6 reasons you might not see an IRS ‘stimulus’ check
The IRS has released its delivery schedule for advanced recovery rebate payments. The IRS will issue these "stimulus checks" between May and July for taxpayers who filed their Form 1040 on time. The order of payments will be based on the last two digits of a taxpayer's Social Security number. (For a jointly filed return, payment schedule will be determined by the first Social Security number listed.)
The IRS says a small percentage of tax returns will require additional time to process. For these returns, stimulus payments may not be issued in accordance with the schedule above, even if the tax return was processed by April 15.
There are six reasons the rebate check may not make it to your pocket. Hawaii taxpayers should spend carefully until they know how much they'll get. Some taxpayers will not be eligible for a check at all, and could end up in a bind if they've already hit the mall counting on their rebate.
Why you may not be eligible for a timely rebate:
» You owe taxes.
If you owe back taxes to the IRS or any state government (including Puerto Rico and American Samoa), you could see your rebate slashed or cut altogether.
» You make too much money.
Rebate payments will begin to phase out for taxpayers with adjusted gross incomes of more than $75,000, and for married couples filing jointly with income over $150,000. If your adjusted gross income is above those levels, calculate your rebate carefully before going on a spending spree. Payments start reducing by 5 percent of all adjusted gross income above the phase-out limits.
» You don't make enough money.
If you have less than $3,000 in qualifying income, don't expect a rebate. Only those with $3,000 or more of income will be eligible. However, taxpayers can count income normally exempt from taxation, like Social Security or veteran's benefits, to reach that level.
» You don't file a tax return.
If you don't file a return, you won't receive a rebate. If you have more than $3,000 in qualifying income and are not required to file a return, you should still do so in order to receive a rebate.
» You're unlucky.
The rebates will be paid out according to the last two digits of the taxpayers Social Security number. The IRS warns that a small percentage of returns will take additional time to process. Taxpayers should be cautious of purchasing on credit in anticipation of a quick rebate check; they may pay unexpected interest if their return is held up.
» You don't have a valid Social Security number.
Taxpayers without Social Security numbers who file tax returns using an IRS Individual Taxpayer Identification Number are not eligible for a rebate. If married filing jointly, each person must have a valid Social Security number to receive the rebate.
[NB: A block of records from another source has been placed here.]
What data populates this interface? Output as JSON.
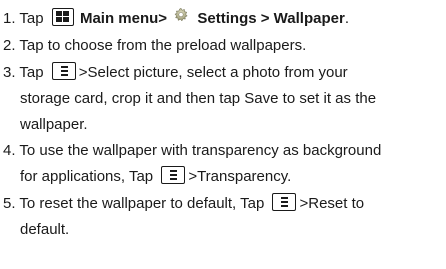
{
  "steps": [
    {
      "num": "1.",
      "pre": "Tap",
      "menu_label": "Main menu",
      "mid": ">",
      "settings_label": "Settings > Wallpaper",
      "post": "."
    },
    {
      "num": "2.",
      "text": "Tap to choose from the preload wallpapers."
    },
    {
      "num": "3.",
      "pre": "Tap",
      "post": ">Select picture, select a photo from your",
      "cont1": "storage card, crop it and then tap Save to set it as the",
      "cont2": "wallpaper."
    },
    {
      "num": "4.",
      "text": "To use the wallpaper with transparency as background",
      "cont_pre": "for applications, Tap",
      "cont_post": ">Transparency."
    },
    {
      "num": "5.",
      "pre": "To reset the wallpaper to default, Tap",
      "post": ">Reset to",
      "cont1": "default."
    }
  ],
  "icons": {
    "main_menu": "main-menu-icon",
    "settings": "gear-icon",
    "options": "options-menu-icon"
  }
}
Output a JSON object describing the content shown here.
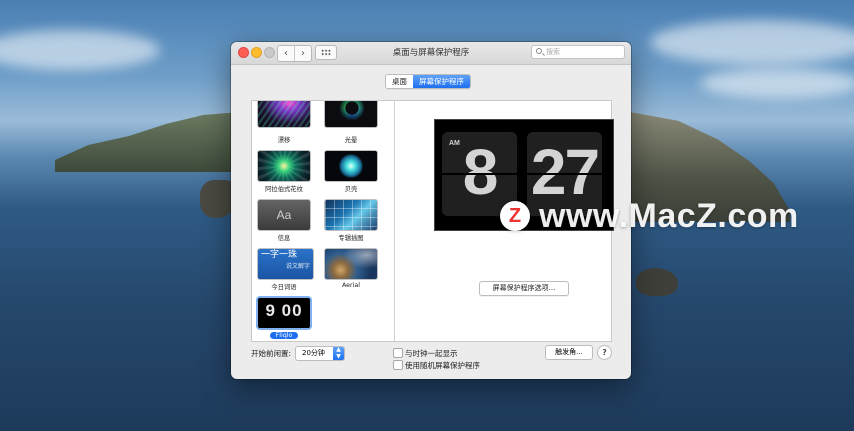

Doreen Griffith is managing partner for the Honolulu office of Grant Thornton LLP. She can be reached at Doreen.Griffith@gt.com